→ Element data from apps and pages
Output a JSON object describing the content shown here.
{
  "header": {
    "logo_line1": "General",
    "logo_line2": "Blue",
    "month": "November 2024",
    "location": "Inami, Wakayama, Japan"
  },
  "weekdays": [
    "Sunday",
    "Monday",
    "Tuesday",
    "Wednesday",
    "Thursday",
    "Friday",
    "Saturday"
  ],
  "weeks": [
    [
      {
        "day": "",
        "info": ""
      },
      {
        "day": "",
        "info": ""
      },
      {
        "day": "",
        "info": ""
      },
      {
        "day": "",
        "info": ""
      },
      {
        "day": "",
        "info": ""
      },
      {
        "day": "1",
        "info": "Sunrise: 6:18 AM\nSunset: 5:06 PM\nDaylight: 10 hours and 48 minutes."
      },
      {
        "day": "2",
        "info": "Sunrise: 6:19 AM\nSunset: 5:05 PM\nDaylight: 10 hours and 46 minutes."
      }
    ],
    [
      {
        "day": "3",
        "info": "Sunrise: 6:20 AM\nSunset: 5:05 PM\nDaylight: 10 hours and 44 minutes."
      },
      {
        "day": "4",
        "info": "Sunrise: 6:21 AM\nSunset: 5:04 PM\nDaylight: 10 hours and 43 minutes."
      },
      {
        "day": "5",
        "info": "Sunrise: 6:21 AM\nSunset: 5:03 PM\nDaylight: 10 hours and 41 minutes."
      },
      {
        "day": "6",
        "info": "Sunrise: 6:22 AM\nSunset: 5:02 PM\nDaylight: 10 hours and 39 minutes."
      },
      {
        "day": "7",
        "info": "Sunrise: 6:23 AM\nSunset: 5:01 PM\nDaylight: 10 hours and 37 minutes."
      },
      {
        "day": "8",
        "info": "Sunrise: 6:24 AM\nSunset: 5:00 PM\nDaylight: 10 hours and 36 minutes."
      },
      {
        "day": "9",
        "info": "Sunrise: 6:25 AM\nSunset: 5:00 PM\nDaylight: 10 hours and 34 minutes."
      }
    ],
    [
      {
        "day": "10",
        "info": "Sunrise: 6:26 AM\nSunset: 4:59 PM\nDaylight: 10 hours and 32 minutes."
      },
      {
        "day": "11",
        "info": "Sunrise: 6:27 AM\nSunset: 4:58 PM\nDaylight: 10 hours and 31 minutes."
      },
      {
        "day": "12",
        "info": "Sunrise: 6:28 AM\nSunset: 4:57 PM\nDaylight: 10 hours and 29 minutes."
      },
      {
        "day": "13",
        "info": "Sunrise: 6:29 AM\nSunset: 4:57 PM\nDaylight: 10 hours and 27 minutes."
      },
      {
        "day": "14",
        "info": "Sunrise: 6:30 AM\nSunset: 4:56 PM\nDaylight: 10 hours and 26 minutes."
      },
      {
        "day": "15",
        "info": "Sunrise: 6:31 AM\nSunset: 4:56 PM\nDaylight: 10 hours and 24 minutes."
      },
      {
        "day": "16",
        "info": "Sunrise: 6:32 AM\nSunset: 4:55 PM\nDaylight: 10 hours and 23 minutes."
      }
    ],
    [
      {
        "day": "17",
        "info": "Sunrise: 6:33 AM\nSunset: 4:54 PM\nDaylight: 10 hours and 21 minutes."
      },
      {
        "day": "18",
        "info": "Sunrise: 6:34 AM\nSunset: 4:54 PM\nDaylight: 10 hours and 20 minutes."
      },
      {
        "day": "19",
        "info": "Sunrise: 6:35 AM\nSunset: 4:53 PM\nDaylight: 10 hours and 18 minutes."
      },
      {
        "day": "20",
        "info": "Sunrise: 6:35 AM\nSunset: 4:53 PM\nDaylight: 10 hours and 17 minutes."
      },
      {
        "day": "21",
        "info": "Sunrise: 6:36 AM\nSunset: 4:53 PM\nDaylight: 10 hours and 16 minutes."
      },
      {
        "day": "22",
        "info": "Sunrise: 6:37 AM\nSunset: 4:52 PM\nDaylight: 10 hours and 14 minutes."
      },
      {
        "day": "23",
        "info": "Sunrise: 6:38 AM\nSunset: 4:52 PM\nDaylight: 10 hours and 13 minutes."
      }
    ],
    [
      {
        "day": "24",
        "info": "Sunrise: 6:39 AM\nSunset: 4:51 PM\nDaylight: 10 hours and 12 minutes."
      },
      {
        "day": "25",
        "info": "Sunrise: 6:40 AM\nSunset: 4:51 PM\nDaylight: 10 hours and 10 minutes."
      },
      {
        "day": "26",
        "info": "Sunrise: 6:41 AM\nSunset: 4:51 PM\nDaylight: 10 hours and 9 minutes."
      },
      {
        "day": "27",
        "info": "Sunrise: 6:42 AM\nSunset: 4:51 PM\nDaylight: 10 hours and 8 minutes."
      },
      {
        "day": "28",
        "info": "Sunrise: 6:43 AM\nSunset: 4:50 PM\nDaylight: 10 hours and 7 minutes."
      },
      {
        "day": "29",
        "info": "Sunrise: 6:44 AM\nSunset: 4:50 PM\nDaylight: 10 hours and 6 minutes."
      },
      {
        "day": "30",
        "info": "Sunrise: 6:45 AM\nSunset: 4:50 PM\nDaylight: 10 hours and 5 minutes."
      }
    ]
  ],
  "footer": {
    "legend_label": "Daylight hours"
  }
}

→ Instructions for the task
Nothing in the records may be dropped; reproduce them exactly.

→ Answer to the problem
Output a JSON object describing the content shown here.
{
  "header": {
    "logo_line1": "General",
    "logo_line2": "Blue",
    "month": "November 2024",
    "location": "Inami, Wakayama, Japan"
  },
  "weekdays": [
    "Sunday",
    "Monday",
    "Tuesday",
    "Wednesday",
    "Thursday",
    "Friday",
    "Saturday"
  ],
  "weeks": [
    [
      {
        "day": "",
        "info": ""
      },
      {
        "day": "",
        "info": ""
      },
      {
        "day": "",
        "info": ""
      },
      {
        "day": "",
        "info": ""
      },
      {
        "day": "",
        "info": ""
      },
      {
        "day": "1",
        "info": "Sunrise: 6:18 AM\nSunset: 5:06 PM\nDaylight: 10 hours and 48 minutes."
      },
      {
        "day": "2",
        "info": "Sunrise: 6:19 AM\nSunset: 5:05 PM\nDaylight: 10 hours and 46 minutes."
      }
    ],
    [
      {
        "day": "3",
        "info": "Sunrise: 6:20 AM\nSunset: 5:05 PM\nDaylight: 10 hours and 44 minutes."
      },
      {
        "day": "4",
        "info": "Sunrise: 6:21 AM\nSunset: 5:04 PM\nDaylight: 10 hours and 43 minutes."
      },
      {
        "day": "5",
        "info": "Sunrise: 6:21 AM\nSunset: 5:03 PM\nDaylight: 10 hours and 41 minutes."
      },
      {
        "day": "6",
        "info": "Sunrise: 6:22 AM\nSunset: 5:02 PM\nDaylight: 10 hours and 39 minutes."
      },
      {
        "day": "7",
        "info": "Sunrise: 6:23 AM\nSunset: 5:01 PM\nDaylight: 10 hours and 37 minutes."
      },
      {
        "day": "8",
        "info": "Sunrise: 6:24 AM\nSunset: 5:00 PM\nDaylight: 10 hours and 36 minutes."
      },
      {
        "day": "9",
        "info": "Sunrise: 6:25 AM\nSunset: 5:00 PM\nDaylight: 10 hours and 34 minutes."
      }
    ],
    [
      {
        "day": "10",
        "info": "Sunrise: 6:26 AM\nSunset: 4:59 PM\nDaylight: 10 hours and 32 minutes."
      },
      {
        "day": "11",
        "info": "Sunrise: 6:27 AM\nSunset: 4:58 PM\nDaylight: 10 hours and 31 minutes."
      },
      {
        "day": "12",
        "info": "Sunrise: 6:28 AM\nSunset: 4:57 PM\nDaylight: 10 hours and 29 minutes."
      },
      {
        "day": "13",
        "info": "Sunrise: 6:29 AM\nSunset: 4:57 PM\nDaylight: 10 hours and 27 minutes."
      },
      {
        "day": "14",
        "info": "Sunrise: 6:30 AM\nSunset: 4:56 PM\nDaylight: 10 hours and 26 minutes."
      },
      {
        "day": "15",
        "info": "Sunrise: 6:31 AM\nSunset: 4:56 PM\nDaylight: 10 hours and 24 minutes."
      },
      {
        "day": "16",
        "info": "Sunrise: 6:32 AM\nSunset: 4:55 PM\nDaylight: 10 hours and 23 minutes."
      }
    ],
    [
      {
        "day": "17",
        "info": "Sunrise: 6:33 AM\nSunset: 4:54 PM\nDaylight: 10 hours and 21 minutes."
      },
      {
        "day": "18",
        "info": "Sunrise: 6:34 AM\nSunset: 4:54 PM\nDaylight: 10 hours and 20 minutes."
      },
      {
        "day": "19",
        "info": "Sunrise: 6:35 AM\nSunset: 4:53 PM\nDaylight: 10 hours and 18 minutes."
      },
      {
        "day": "20",
        "info": "Sunrise: 6:35 AM\nSunset: 4:53 PM\nDaylight: 10 hours and 17 minutes."
      },
      {
        "day": "21",
        "info": "Sunrise: 6:36 AM\nSunset: 4:53 PM\nDaylight: 10 hours and 16 minutes."
      },
      {
        "day": "22",
        "info": "Sunrise: 6:37 AM\nSunset: 4:52 PM\nDaylight: 10 hours and 14 minutes."
      },
      {
        "day": "23",
        "info": "Sunrise: 6:38 AM\nSunset: 4:52 PM\nDaylight: 10 hours and 13 minutes."
      }
    ],
    [
      {
        "day": "24",
        "info": "Sunrise: 6:39 AM\nSunset: 4:51 PM\nDaylight: 10 hours and 12 minutes."
      },
      {
        "day": "25",
        "info": "Sunrise: 6:40 AM\nSunset: 4:51 PM\nDaylight: 10 hours and 10 minutes."
      },
      {
        "day": "26",
        "info": "Sunrise: 6:41 AM\nSunset: 4:51 PM\nDaylight: 10 hours and 9 minutes."
      },
      {
        "day": "27",
        "info": "Sunrise: 6:42 AM\nSunset: 4:51 PM\nDaylight: 10 hours and 8 minutes."
      },
      {
        "day": "28",
        "info": "Sunrise: 6:43 AM\nSunset: 4:50 PM\nDaylight: 10 hours and 7 minutes."
      },
      {
        "day": "29",
        "info": "Sunrise: 6:44 AM\nSunset: 4:50 PM\nDaylight: 10 hours and 6 minutes."
      },
      {
        "day": "30",
        "info": "Sunrise: 6:45 AM\nSunset: 4:50 PM\nDaylight: 10 hours and 5 minutes."
      }
    ]
  ],
  "footer": {
    "legend_label": "Daylight hours"
  }
}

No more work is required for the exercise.